(Click for Plot)
|NAc||Minimum Bend Radius|
|Short Termd||Long Terme|
|TP22||High OH||400 - 900 nm||FG200UEA||SMA905
|200 ± 4 µm||220 ± 2 µm||0.22 ± 0.02||19 mm||53 mm|
|Wavelength Range (Click for Plot)||400 - 900 nm|
|Length (Distance from Probe Lens to Mirror)||2 mm||5 mm||10 mm||20 mm|
|Optical Path Length||4 mm||10 mm||20 mm||40 mm|
|Mirror Reflectance (Click for Plot)a||Ravg >99% (400 - 900 nm)b|
These Transmission Dip Probe Tips attach to the end of the transmission dip probe fiber bundle sold above. The probe tips feature a sample opening to allow a liquid sample to flow freely within the measurement region during a measurement. The end of each tip is equipped with a front-surface dielectric mirror (-E02 coating) to reflect the light from the probe bundle. A protective coating on the mirror surface allows it to be immersed in liquids. For repeated uses, probe tips can be cleaned using acetone and an ultrasonic cleaner. Please note that the end cap that mounts the dielectric mirror is epoxied to the housing of the probe and should not be removed.
Tips with 2 mm, 5 mm, 10 mm, or 20 mm lengths are available. A longer length increases the interaction length of light with the sample medium within the probe tip; therefore, using a probe tip with a longer path length has the benefit of increasing the signal-to-noise ratio for low-absorbance samples. Conversely, a shorter probe tip may be useful for resolving high-absorbance samples. In general, using a longer path length increases transmission loss of the probe (see the wavelength range plot in the table above). Choosing the right light source and probe length for your experiment is important for optimizing measurement performance.
Thorlabs' RPS Adjustable Fiber Optic Probe Stand is designed to hold Ø1/4" fiber bundle probes above a sample at 45° for diffuse measurements or 90° for specular measurements. Each stand is comprised of an adjustable fiber holder arm (also available separately), a Ø1/2" optical post with engraved metric height scale, and a Ø6" (Ø152.4 mm) base with engraved concentric circles and grid pattern.
The Ø1/4" probe on the sample leg is held in place on the RPA arm using a TS25H thumbscrew.
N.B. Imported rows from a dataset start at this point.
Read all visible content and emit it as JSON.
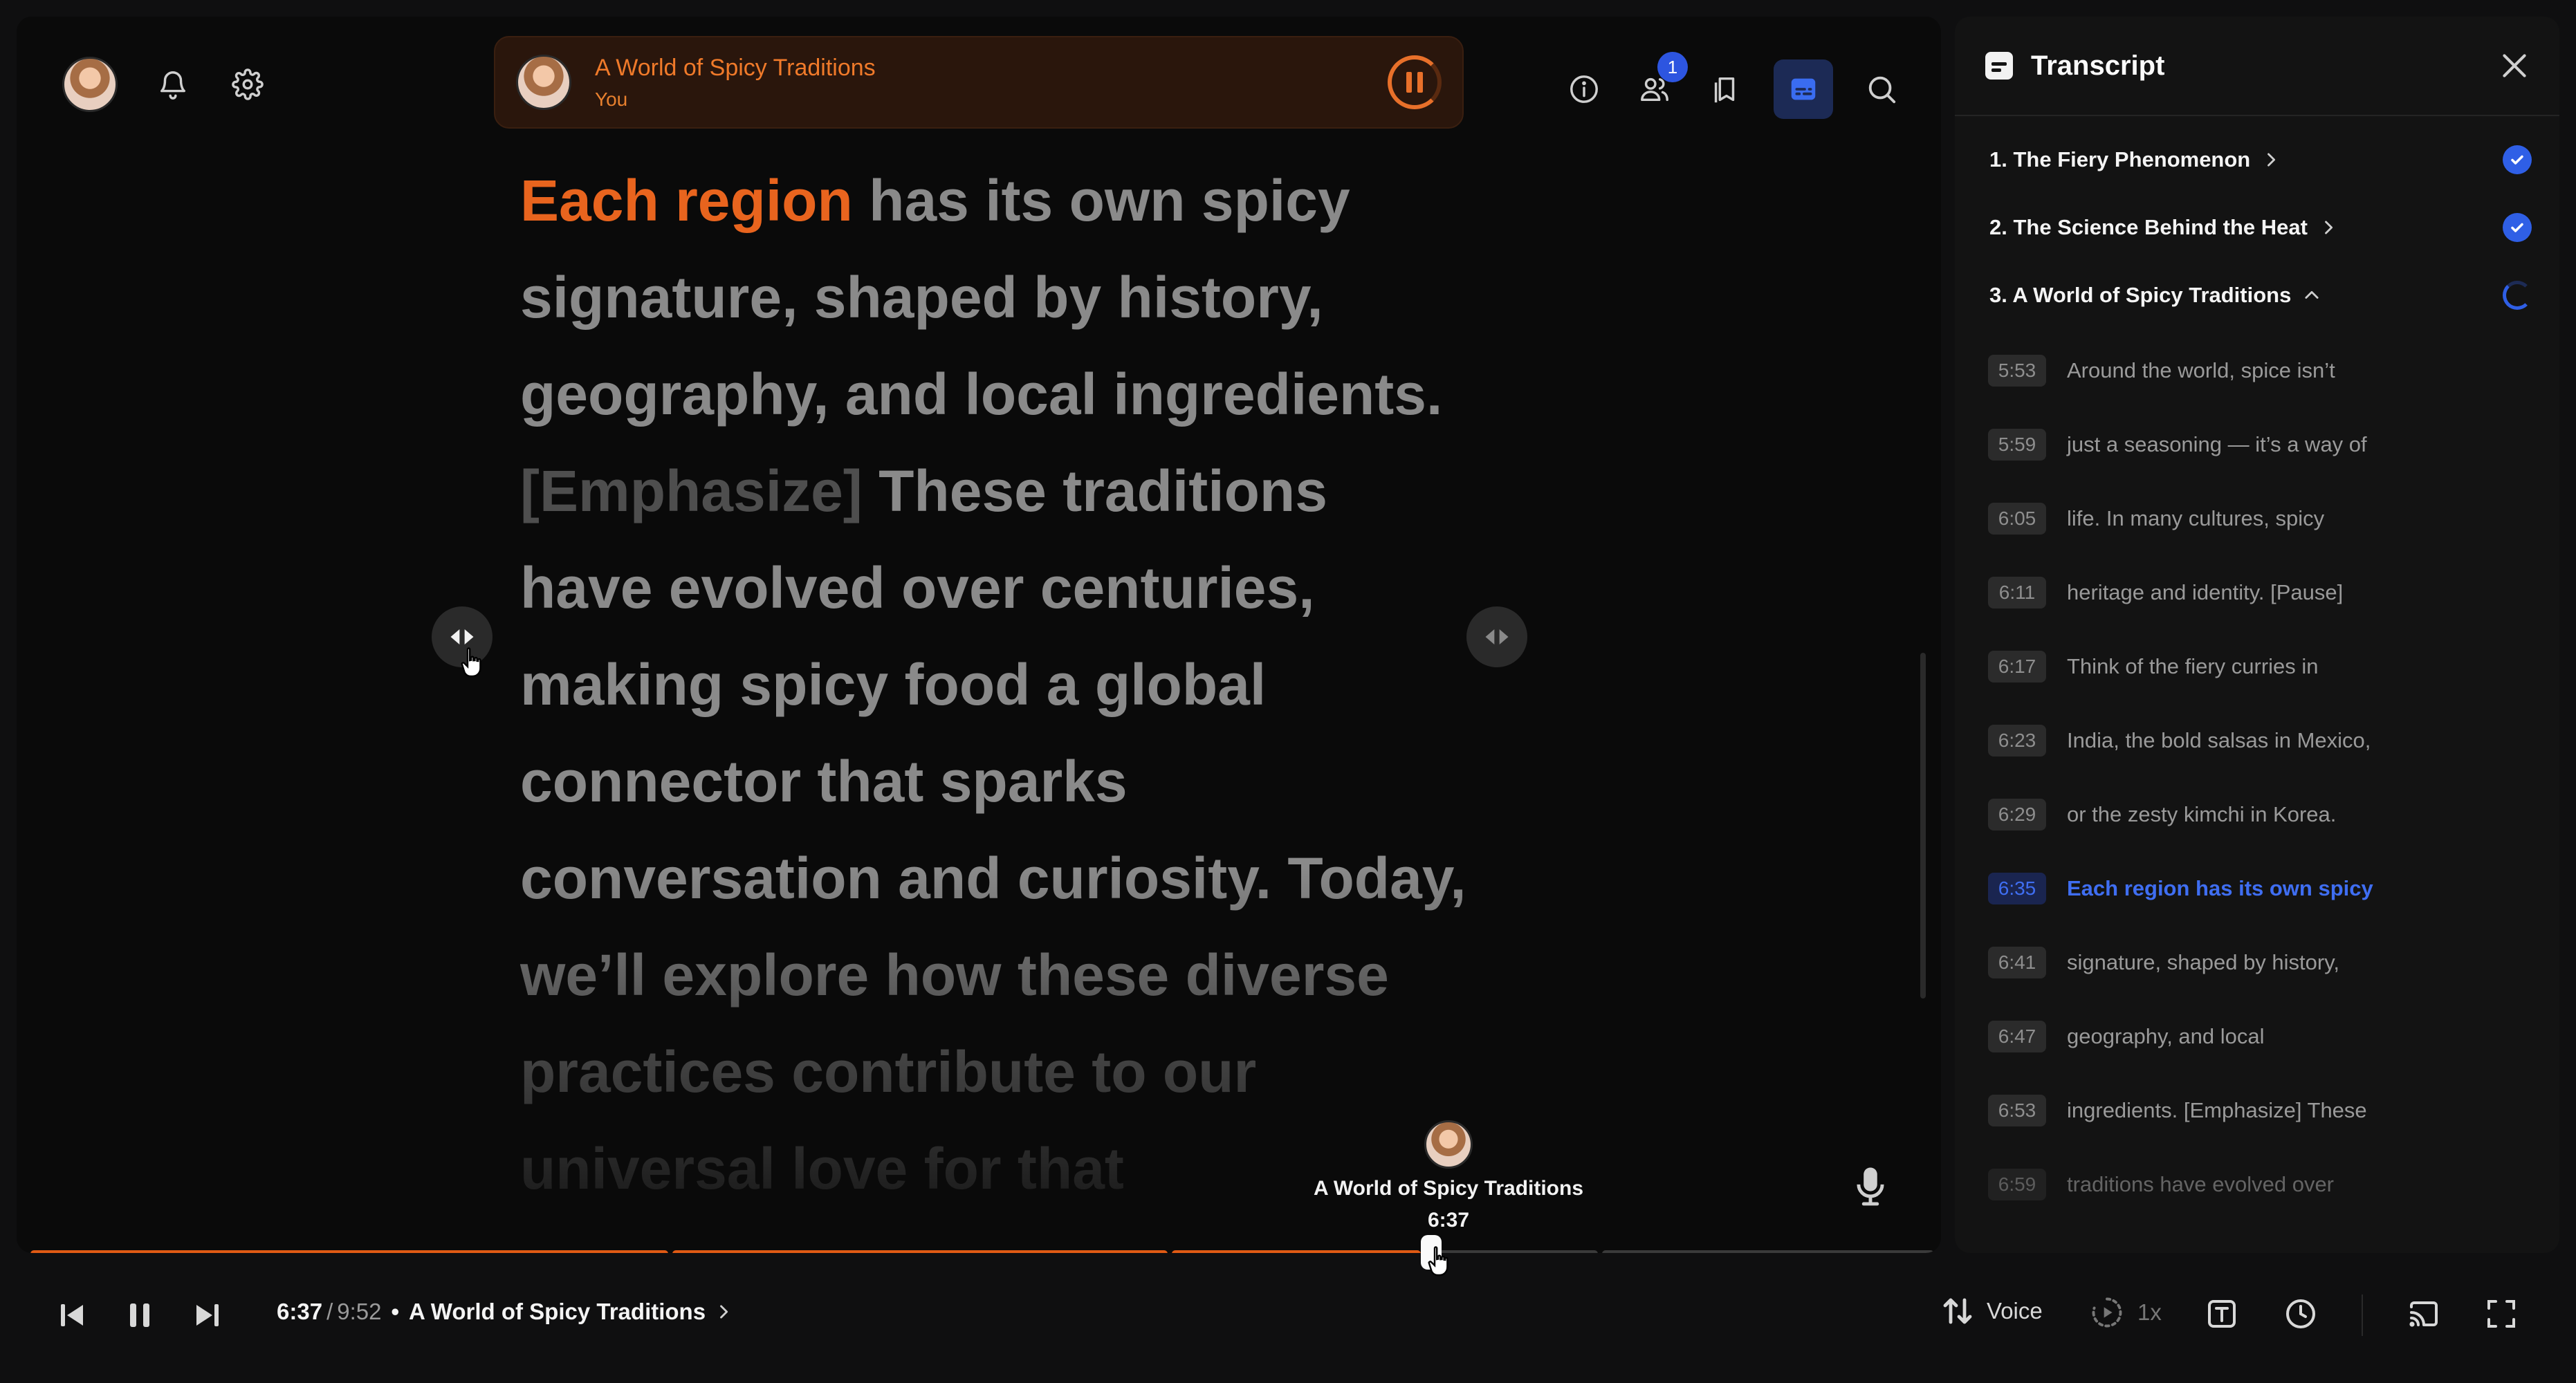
{
  "now_playing": {
    "title": "A World of Spicy Traditions",
    "subtitle": "You"
  },
  "header": {
    "participants_badge": "1"
  },
  "reading": {
    "highlight": "Each region",
    "p1": " has its own spicy signature, shaped by history, geography, and local ingredients. ",
    "tag": "[Emphasize]",
    "p2": " These traditions have evolved over centuries, making spicy food a global connector that sparks conversation and curiosity. Today, we’ll explore how these diverse practices contribute to our universal love for that "
  },
  "seek_tooltip": {
    "title": "A World of Spicy Traditions",
    "time": "6:37"
  },
  "progress": {
    "played_color": "#e05a14",
    "unplayed_color": "#3a3a3a",
    "position_fraction": 0.6747
  },
  "transcript": {
    "title": "Transcript",
    "chapters": [
      {
        "label": "1. The Fiery Phenomenon",
        "status": "complete"
      },
      {
        "label": "2. The Science Behind the Heat",
        "status": "complete"
      },
      {
        "label": "3. A World of Spicy Traditions",
        "status": "in-progress"
      }
    ],
    "lines": [
      {
        "time": "5:53",
        "text": "Around the world, spice isn’t"
      },
      {
        "time": "5:59",
        "text": "just a seasoning — it’s a way of"
      },
      {
        "time": "6:05",
        "text": "life. In many cultures, spicy"
      },
      {
        "time": "6:11",
        "text": "heritage and identity. [Pause]"
      },
      {
        "time": "6:17",
        "text": "Think of the fiery curries in"
      },
      {
        "time": "6:23",
        "text": "India, the bold salsas in Mexico,"
      },
      {
        "time": "6:29",
        "text": "or the zesty kimchi in Korea."
      },
      {
        "time": "6:35",
        "text": "Each region has its own spicy"
      },
      {
        "time": "6:41",
        "text": "signature, shaped by history,"
      },
      {
        "time": "6:47",
        "text": "geography, and local"
      },
      {
        "time": "6:53",
        "text": "ingredients. [Emphasize] These"
      },
      {
        "time": "6:59",
        "text": "traditions have evolved over"
      }
    ]
  },
  "controls": {
    "current_time": "6:37",
    "separator": "/",
    "total_time": "9:52",
    "bullet": "•",
    "chapter_title": "A World of Spicy Traditions",
    "voice_label": "Voice",
    "speed_label": "1x"
  },
  "colors": {
    "accent_orange": "#e8641e",
    "accent_blue": "#2f5fe6",
    "background": "#0a0a0a"
  }
}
The arm's height can be adjusted using a TS25H thumbscrew, which has a spring-loaded, retractable Delrin™ tip. The spring-loaded tip provides sufficient force to hold the arm in place as final positional adjustments are being made, allowing for precise height adjustments. When using the RPS stand, samples up to 55 mm (2.16") tall can be accommodated using the included optical post. For taller samples, the included post can be easily replaced with a longer imperial or metric Ø1/2" post (see the photo to the right). The post is secured to the base by an M6 cap screw on the underside of the base, which can be removed using a 3/16" or 5 mm
Replacement RPA post holder arms are also available separately. These arms can also be used to mount Ø1/4" probes within custom optomechanical setups by securing them to Ø1/2" posts.